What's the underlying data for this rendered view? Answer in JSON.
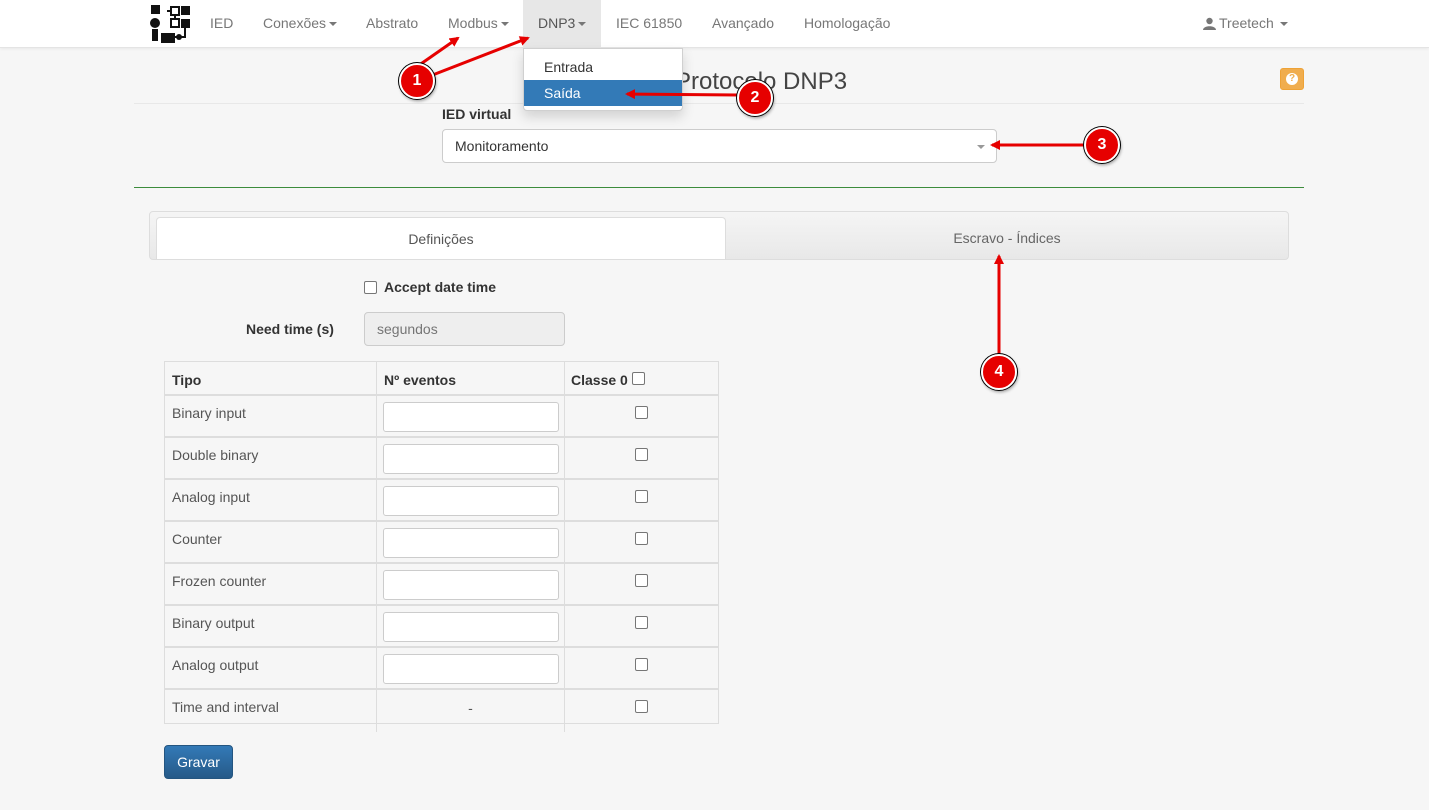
{
  "nav": {
    "items": [
      "IED",
      "Conexões",
      "Abstrato",
      "Modbus",
      "DNP3",
      "IEC 61850",
      "Avançado",
      "Homologação"
    ],
    "user": "Treetech",
    "dropdown": [
      "Entrada",
      "Saída"
    ]
  },
  "page": {
    "title": "Protocolo DNP3",
    "help_icon": "question-icon"
  },
  "form": {
    "ied_label": "IED virtual",
    "ied_value": "Monitoramento",
    "accept_label": "Accept date time",
    "accept_checked": false,
    "needtime_label": "Need time (s)",
    "needtime_placeholder": "segundos"
  },
  "tabs": [
    "Definições",
    "Escravo - Índices"
  ],
  "table": {
    "headers": [
      "Tipo",
      "Nº eventos",
      "Classe 0"
    ],
    "rows": [
      {
        "tipo": "Binary input",
        "input": true
      },
      {
        "tipo": "Double binary",
        "input": true
      },
      {
        "tipo": "Analog input",
        "input": true
      },
      {
        "tipo": "Counter",
        "input": true
      },
      {
        "tipo": "Frozen counter",
        "input": true
      },
      {
        "tipo": "Binary output",
        "input": true
      },
      {
        "tipo": "Analog output",
        "input": true
      },
      {
        "tipo": "Time and interval",
        "input": false,
        "eventos": "-"
      }
    ]
  },
  "buttons": {
    "save": "Gravar"
  },
  "annotations": [
    "1",
    "2",
    "3",
    "4"
  ],
  "colors": {
    "primary": "#337ab7",
    "help": "#f0ad4e",
    "annotation": "#e60000",
    "divider": "#3c8c3c"
  }
}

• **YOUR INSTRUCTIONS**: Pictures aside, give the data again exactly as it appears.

• **REPLY TO THE EXERCISE**:
What's the underlying data for this rendered view? Answer in JSON.
{
  "nav": {
    "items": [
      "IED",
      "Conexões",
      "Abstrato",
      "Modbus",
      "DNP3",
      "IEC 61850",
      "Avançado",
      "Homologação"
    ],
    "user": "Treetech",
    "dropdown": [
      "Entrada",
      "Saída"
    ]
  },
  "page": {
    "title": "Protocolo DNP3",
    "help_icon": "question-icon"
  },
  "form": {
    "ied_label": "IED virtual",
    "ied_value": "Monitoramento",
    "accept_label": "Accept date time",
    "accept_checked": false,
    "needtime_label": "Need time (s)",
    "needtime_placeholder": "segundos"
  },
  "tabs": [
    "Definições",
    "Escravo - Índices"
  ],
  "table": {
    "headers": [
      "Tipo",
      "Nº eventos",
      "Classe 0"
    ],
    "rows": [
      {
        "tipo": "Binary input",
        "input": true
      },
      {
        "tipo": "Double binary",
        "input": true
      },
      {
        "tipo": "Analog input",
        "input": true
      },
      {
        "tipo": "Counter",
        "input": true
      },
      {
        "tipo": "Frozen counter",
        "input": true
      },
      {
        "tipo": "Binary output",
        "input": true
      },
      {
        "tipo": "Analog output",
        "input": true
      },
      {
        "tipo": "Time and interval",
        "input": false,
        "eventos": "-"
      }
    ]
  },
  "buttons": {
    "save": "Gravar"
  },
  "annotations": [
    "1",
    "2",
    "3",
    "4"
  ],
  "colors": {
    "primary": "#337ab7",
    "help": "#f0ad4e",
    "annotation": "#e60000",
    "divider": "#3c8c3c"
  }
}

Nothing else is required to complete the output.